Surfside Beach leaders spent more than half a million dollars on property for a parking lot.
The parcel at 212 Surfside Drive comprises two lots that contain trees and a structure that formerly housed a barbershop. Mayor Bob Childs said the purchase aims to address concerns about the new entertainment zoning district.
“There were complaints about insufficient parking,” he said. “This property came up (for sale) one block away from it, which will give additional parking.”
The Surfside Beach Town Council approved the development plans at a special meeting Monday.
The parking lot will have 40 parking spaces, including some for golf carts, and will be off Surfside Drive between Oak and Pinewood drives.
Officials said those who end up using the lot will be able to use ParkMobile, which allows people to pay using their cellphones.
“This evidently is the new wave,” Childs said.
Drivers with town decals will not be able to park at the lot for free.
Horry County land records list the prior owner of the two lots as a woman from Winchester, Virginia.
“That property has been there for a long time,” town resident Betty Lowery said during Monday’s meeting.
Childs noted there is not much property left in Surfside available to purchase.
“This being as close to the water as it is, it’s really a prime piece of property,” he said.
The development plans include tearing down the building and multiple trees on the site.

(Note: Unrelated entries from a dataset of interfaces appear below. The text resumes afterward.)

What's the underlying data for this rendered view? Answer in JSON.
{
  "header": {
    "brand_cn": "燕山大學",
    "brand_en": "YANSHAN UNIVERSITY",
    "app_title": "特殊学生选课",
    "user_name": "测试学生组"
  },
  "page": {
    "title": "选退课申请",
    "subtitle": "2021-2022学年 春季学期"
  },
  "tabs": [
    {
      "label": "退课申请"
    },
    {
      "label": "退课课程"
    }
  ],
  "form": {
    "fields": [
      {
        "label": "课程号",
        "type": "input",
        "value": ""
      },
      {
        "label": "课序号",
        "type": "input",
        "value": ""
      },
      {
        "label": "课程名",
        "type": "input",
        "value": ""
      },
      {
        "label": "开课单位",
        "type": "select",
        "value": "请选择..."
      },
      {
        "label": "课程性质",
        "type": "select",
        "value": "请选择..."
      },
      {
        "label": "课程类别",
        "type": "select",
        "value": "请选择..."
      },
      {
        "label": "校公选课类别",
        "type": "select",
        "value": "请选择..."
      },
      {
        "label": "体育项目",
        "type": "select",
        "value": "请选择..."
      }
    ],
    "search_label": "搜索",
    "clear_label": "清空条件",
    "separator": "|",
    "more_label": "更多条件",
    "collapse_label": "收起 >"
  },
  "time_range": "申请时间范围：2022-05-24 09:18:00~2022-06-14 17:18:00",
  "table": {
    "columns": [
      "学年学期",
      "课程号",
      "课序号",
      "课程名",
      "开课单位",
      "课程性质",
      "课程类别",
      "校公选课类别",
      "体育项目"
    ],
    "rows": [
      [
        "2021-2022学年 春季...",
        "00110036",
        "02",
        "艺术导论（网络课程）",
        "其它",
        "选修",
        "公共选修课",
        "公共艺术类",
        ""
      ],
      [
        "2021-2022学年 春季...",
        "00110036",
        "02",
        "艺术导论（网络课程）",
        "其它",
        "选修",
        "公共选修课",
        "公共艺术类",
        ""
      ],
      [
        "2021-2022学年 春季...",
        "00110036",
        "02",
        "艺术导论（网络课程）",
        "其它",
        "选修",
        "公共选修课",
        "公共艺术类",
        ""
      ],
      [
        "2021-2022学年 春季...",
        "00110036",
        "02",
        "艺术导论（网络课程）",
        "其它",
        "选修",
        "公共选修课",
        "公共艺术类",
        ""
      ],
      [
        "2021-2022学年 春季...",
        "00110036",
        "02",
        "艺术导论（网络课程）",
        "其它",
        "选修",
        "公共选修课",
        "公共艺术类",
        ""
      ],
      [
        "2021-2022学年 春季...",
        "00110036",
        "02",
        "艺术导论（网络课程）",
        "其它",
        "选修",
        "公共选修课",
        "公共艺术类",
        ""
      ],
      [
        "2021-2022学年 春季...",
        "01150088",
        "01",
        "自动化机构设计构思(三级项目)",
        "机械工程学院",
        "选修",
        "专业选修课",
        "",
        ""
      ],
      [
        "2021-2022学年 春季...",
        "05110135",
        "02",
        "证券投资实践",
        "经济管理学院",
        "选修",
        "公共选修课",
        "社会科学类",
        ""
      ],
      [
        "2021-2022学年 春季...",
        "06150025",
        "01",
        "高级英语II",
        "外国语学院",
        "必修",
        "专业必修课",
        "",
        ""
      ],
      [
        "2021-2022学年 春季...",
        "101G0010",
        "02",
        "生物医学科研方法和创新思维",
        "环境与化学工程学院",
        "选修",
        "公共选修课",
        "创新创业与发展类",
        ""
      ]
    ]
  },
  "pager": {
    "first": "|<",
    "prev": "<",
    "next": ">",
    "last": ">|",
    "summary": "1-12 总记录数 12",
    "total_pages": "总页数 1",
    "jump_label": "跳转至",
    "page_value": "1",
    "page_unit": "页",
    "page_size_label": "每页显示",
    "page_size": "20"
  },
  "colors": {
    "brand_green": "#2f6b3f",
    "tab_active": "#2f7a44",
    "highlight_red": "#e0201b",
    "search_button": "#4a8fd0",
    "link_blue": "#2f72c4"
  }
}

Childs said an arborist determined the trees on the property are in poor shape.
A document written by Planning and Zoning Director Sabrina Morris included in council’s agenda packet expands upon this. The document says on July 24 she met with an arborist who evaluated the trees on the parcel and gave suggestions. The arborist saw there was a lack of maintenance and the trees had noticeably declined in condition.
The arborist said an ant infestation and the weight of overgrown vines and limbs have weakened trees, creating structural issues. Trees in the back and on the interior portion of the property have hollowed in some areas.
Additionally, the arborist said the bigger, more substantial oaks on the eastern side of the property are completely hollow, causing an undo hazard.
The town's fishing pier was decimated by Hurricane Matthew in 2016, and plans are to construct a new concrete pier with wooden pilings. The “e-district” that includes the pier is supposed to promote opportunities for shopping, dining and entertainment. It stretches from Dogwood Drive South between 1st Avenue South and Surfside Drive down to the pier area, and includes businesses like the shop and restaurant on the pier, River City Café, Surfside Beach Oceanfront Hotel and Scotty’s Beach Bar.
Officials have said the area is meant to encourage walkability, but Childs noted that visitors from out of town still need somewhere to park.
“[The parking lot] gets them close,” he said.
Surfside Beach councilman Randle Stevens said the parking lot will be a solid source of revenue for the town, also mentioning the county is expected to experience massive growth over the next several years.
“People will be coming to our beach and if we don’t have the parking, we’ll have problems,” he said.